The good guy in white and the bad one in black chase each other, shooting across their shoulders as their horses race across the desert—the genre of westerns has some pretty strong tropes. Draw closer from classic images toward characters and you’ll discover more specific archetypes: the gunslinger who never misses his mark, the cowboy with a deep distrust of society, the gambler whose high risk tolerance adds tension to the plot, the lone Native American in the distance on his pony, either impeccably moral or indubitably evil, depending on the story. There’s also the doctor (whose name is often “Doc”), the preacher, the sheriff.
However, aside from the random call girl with a heart of gold or someone’s wife, there’s a remarkable dearth of female characters in westerns. And feminism?
Here’s a list of novels that work against the rules of western tropes and archetypes to create a subgenre: feminist westerns.
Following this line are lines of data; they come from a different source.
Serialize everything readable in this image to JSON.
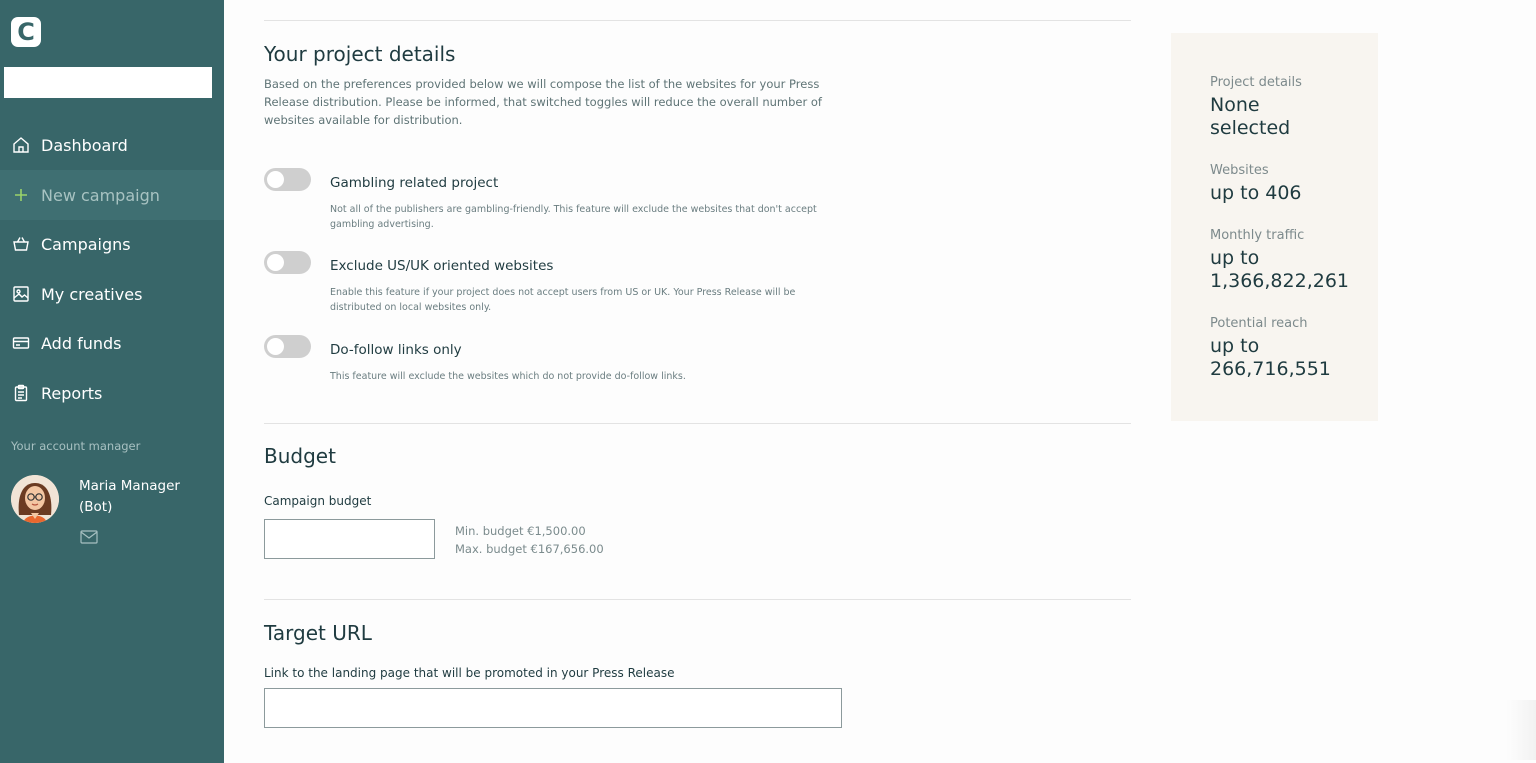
{
  "app": {
    "logo_letter": "C"
  },
  "sidebar": {
    "search": {
      "value": "",
      "placeholder": ""
    },
    "items": [
      {
        "label": "Dashboard",
        "icon": "home-icon"
      },
      {
        "label": "New campaign",
        "icon": "plus-icon"
      },
      {
        "label": "Campaigns",
        "icon": "basket-icon"
      },
      {
        "label": "My creatives",
        "icon": "image-icon"
      },
      {
        "label": "Add funds",
        "icon": "card-icon"
      },
      {
        "label": "Reports",
        "icon": "clipboard-icon"
      }
    ],
    "active_item": "New campaign",
    "account_manager": {
      "caption": "Your account manager",
      "name": "Maria Manager (Bot)",
      "icon": "mail-icon"
    }
  },
  "project_details": {
    "title": "Your project details",
    "intro": "Based on the preferences provided below we will compose the list of the websites for your Press Release distribution. Please be informed, that switched toggles will reduce the overall number of websites available for distribution.",
    "options": [
      {
        "title": "Gambling related project",
        "description": "Not all of the publishers are gambling-friendly. This feature will exclude the websites that don't accept gambling advertising.",
        "enabled": false
      },
      {
        "title": "Exclude US/UK oriented websites",
        "description": "Enable this feature if your project does not accept users from US or UK. Your Press Release will be distributed on local websites only.",
        "enabled": false
      },
      {
        "title": "Do-follow links only",
        "description": "This feature will exclude the websites which do not provide do-follow links.",
        "enabled": false
      }
    ]
  },
  "budget": {
    "title": "Budget",
    "label": "Campaign budget",
    "value": "",
    "min_text": "Min. budget €1,500.00",
    "max_text": "Max. budget €167,656.00"
  },
  "target_url": {
    "title": "Target URL",
    "label": "Link to the landing page that will be promoted in your Press Release",
    "value": ""
  },
  "summary": {
    "project_details_label": "Project details",
    "project_details_value": "None selected",
    "websites_label": "Websites",
    "websites_value": "up to 406",
    "traffic_label": "Monthly traffic",
    "traffic_value": "up to 1,366,822,261",
    "reach_label": "Potential reach",
    "reach_value": "up to 266,716,551"
  },
  "colors": {
    "sidebar_bg": "#386669",
    "active_item_bg": "#3f6f72",
    "accent_plus": "#9bd36a",
    "summary_bg": "#f8f5f0",
    "toggle_off": "#cfcfcf"
  }
}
By Anna North
Set in an alternate version of 19th-century America that has been decimated by a plague, Outlawed is a dystopian/western mashup. Fertility is highly prized, so when Ada fails to conceive within a year of her marriage, she’s labeled a witch and must flee civilized society to save her life. She ends up working with The Hole in the Wall Gang, a notorious group of bandits led by The Kid who steal and blow up trains and make all sorts of mischief.
By Mary Doria Russell
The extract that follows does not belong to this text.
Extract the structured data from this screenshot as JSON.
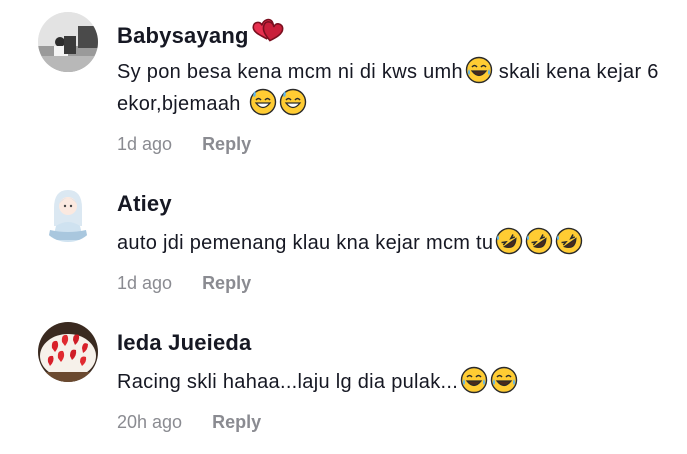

The Earp brothers and the infamous shootout at the O. K. Corral is the stuff of western storytelling legend. Here, novelist Mary Doria Russell tells the story through a different perspective, that of Wyatt Earp’s love interest, Josie. Rather than romanticizing this violent time in American history, Russell uses the legend to examine the nation’s trajectory toward possible, if bloody, enlightenment.
By Sarah Gailey
Rather than marry the man who was engaged to her best friend Beatriz—who was hanged for the crime of possessing Unapproved Materials—Esther flees her small hometown. She stows away in the Librarian’s wagon, hoping that living with the morally upright women who carry approved literature between towns will help her overcome the feelings she had for Bea. But she discovers that the Librarians are not who she thought they were. This post-apocalyptic American Southwest is a cruel setting; it demands tough characters willing to resist, and Esther must figure out if she is brave enough to accept who she really is.
By Charles Portis
“People do not give it credence that a fourteen-year-old girl could leave home and go off in the wintertime to avenge her father’s blood,” begins this novel; incredible, perhaps, but fourteen-year-old Mattie Ross does just that. When her father is shot down in Fort Smith, Arkansas—his horse and his $150 bank roll stolen—she heads out into Indian Territory in the company of the meanest U. S. Ranger she can find, Rooster Cogburn. Told by many different characters that seeking revenge isn’t the business of a “little girl,” Mattie stays determined in her quest. The outcome of her adventures is the very definition of “grit.”
By Terese Svoboda
We never learn our protagonist’s real name in this lyrical imagining of the west. Instead, she takes the name of a fellow captive who died. Harriet went to live with a Pawnee tribe when her father lost her in a bet with a Native American who was obsessed with building a mound. She escapes when her dancing saves her from a pyre and journeys through Nebraska in search of her father, meeting characters who teach her the wide range of humanity and might help her find her place within it.
Written by Amy, Assistant Librarian